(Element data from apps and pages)

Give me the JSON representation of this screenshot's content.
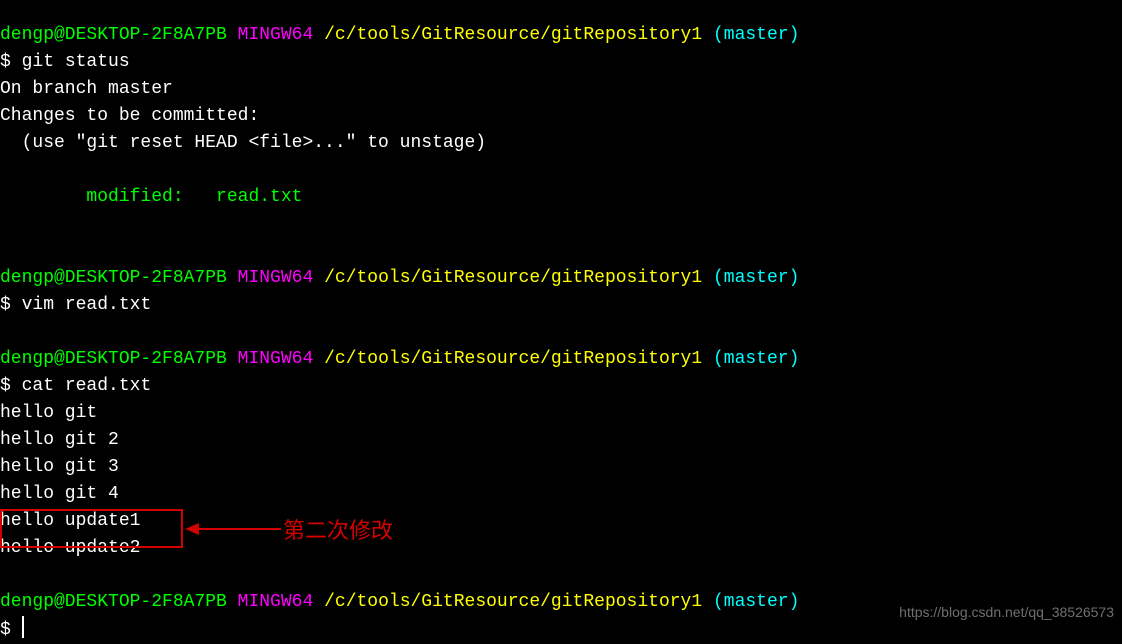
{
  "prompt": {
    "user_host": "dengp@DESKTOP-2F8A7PB",
    "env": "MINGW64",
    "path": "/c/tools/GitResource/gitRepository1",
    "branch": "(master)",
    "symbol": "$"
  },
  "block1": {
    "command": "git status",
    "out_branch": "On branch master",
    "out_changes": "Changes to be committed:",
    "out_hint": "  (use \"git reset HEAD <file>...\" to unstage)",
    "out_modified_indent": "        ",
    "out_modified": "modified:   read.txt"
  },
  "block2": {
    "command": "vim read.txt"
  },
  "block3": {
    "command": "cat read.txt",
    "lines": [
      "hello git",
      "hello git 2",
      "hello git 3",
      "hello git 4",
      "hello update1",
      "hello update2"
    ]
  },
  "annotation": {
    "text": "第二次修改"
  },
  "watermark": "https://blog.csdn.net/qq_38526573"
}
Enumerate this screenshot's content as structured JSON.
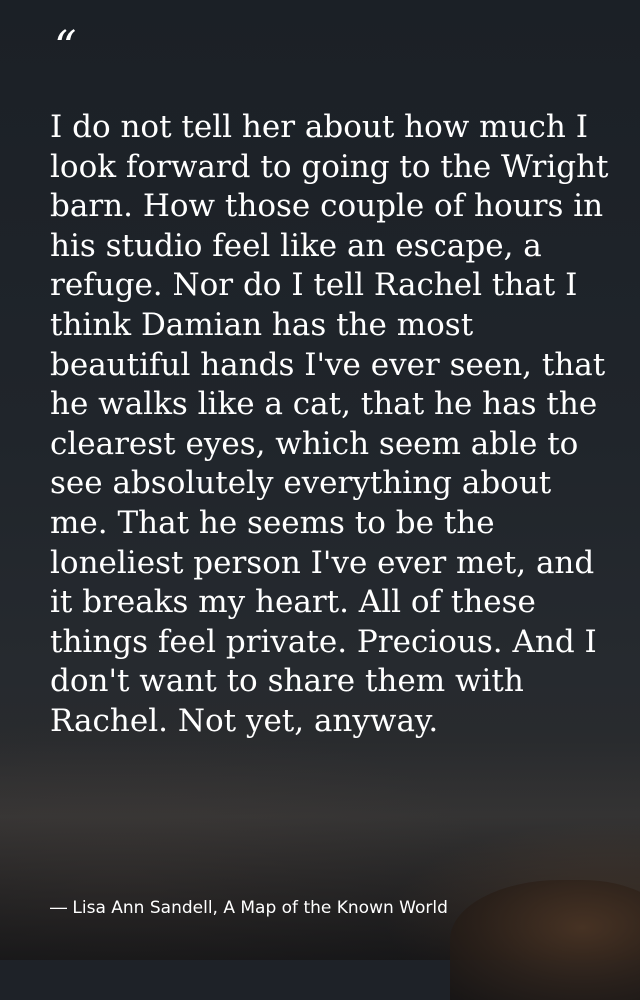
{
  "quote": {
    "mark": "“",
    "text": "I do not tell her about how much I look forward to going to the Wright barn. How those couple of hours in his studio feel like an escape, a refuge. Nor do I tell Rachel that I think Damian has the most beautiful hands I've ever seen, that he walks like a cat, that he has the clearest eyes, which seem able to see absolutely everything about me. That he seems to be the loneliest person I've ever met, and it breaks my heart. All of these things feel private. Precious. And I don't want to share them with Rachel. Not yet, anyway.",
    "attribution": "― Lisa Ann Sandell, A Map of the Known World"
  }
}
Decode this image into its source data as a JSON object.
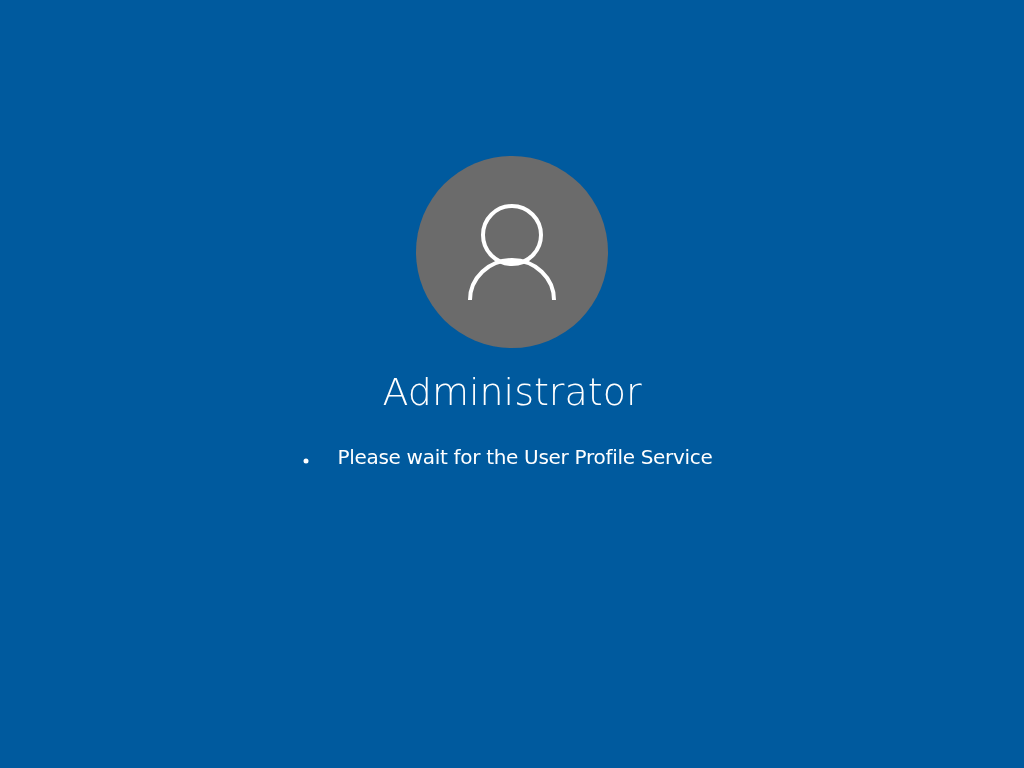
{
  "user": {
    "name": "Administrator"
  },
  "status": {
    "message": "Please wait for the User Profile Service"
  }
}
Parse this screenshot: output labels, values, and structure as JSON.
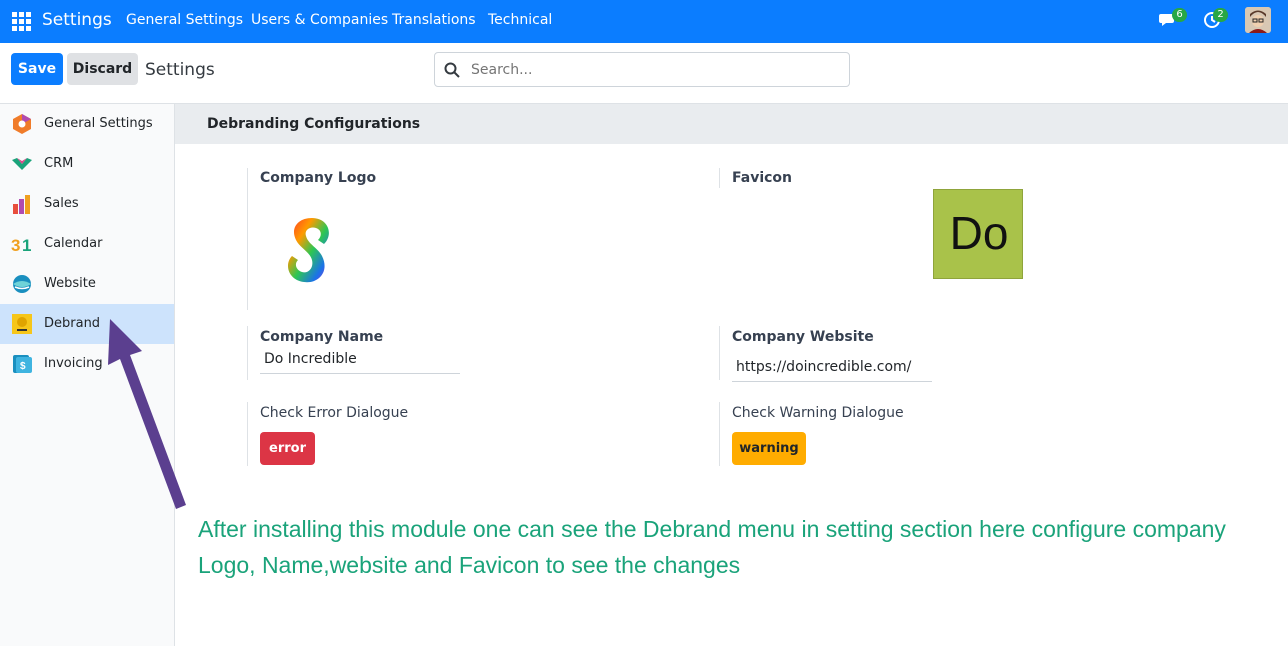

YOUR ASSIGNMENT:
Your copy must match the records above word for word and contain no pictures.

FINAL ANSWER:
Give me the JSON representation of this screenshot's content.
{
  "prompt": {
    "user_host": "dengp@DESKTOP-2F8A7PB",
    "env": "MINGW64",
    "path": "/c/tools/GitResource/gitRepository1",
    "branch": "(master)",
    "symbol": "$"
  },
  "block1": {
    "command": "git status",
    "out_branch": "On branch master",
    "out_changes": "Changes to be committed:",
    "out_hint": "  (use \"git reset HEAD <file>...\" to unstage)",
    "out_modified_indent": "        ",
    "out_modified": "modified:   read.txt"
  },
  "block2": {
    "command": "vim read.txt"
  },
  "block3": {
    "command": "cat read.txt",
    "lines": [
      "hello git",
      "hello git 2",
      "hello git 3",
      "hello git 4",
      "hello update1",
      "hello update2"
    ]
  },
  "annotation": {
    "text": "第二次修改"
  },
  "watermark": "https://blog.csdn.net/qq_38526573"
}
Enumerate this screenshot's content as structured JSON.
{
  "quote": {
    "mark": "“",
    "text": "I do not tell her about how much I look forward to going to the Wright barn. How those couple of hours in his studio feel like an escape, a refuge. Nor do I tell Rachel that I think Damian has the most beautiful hands I've ever seen, that he walks like a cat, that he has the clearest eyes, which seem able to see absolutely everything about me. That he seems to be the loneliest person I've ever met, and it breaks my heart. All of these things feel private. Precious. And I don't want to share them with Rachel. Not yet, anyway.",
    "attribution": "― Lisa Ann Sandell, A Map of the Known World"
  }
}
Decode this image into its source data as a JSON object.
{
  "user": {
    "name": "Administrator"
  },
  "status": {
    "message": "Please wait for the User Profile Service"
  }
}
Parse this screenshot: output labels, values, and structure as JSON.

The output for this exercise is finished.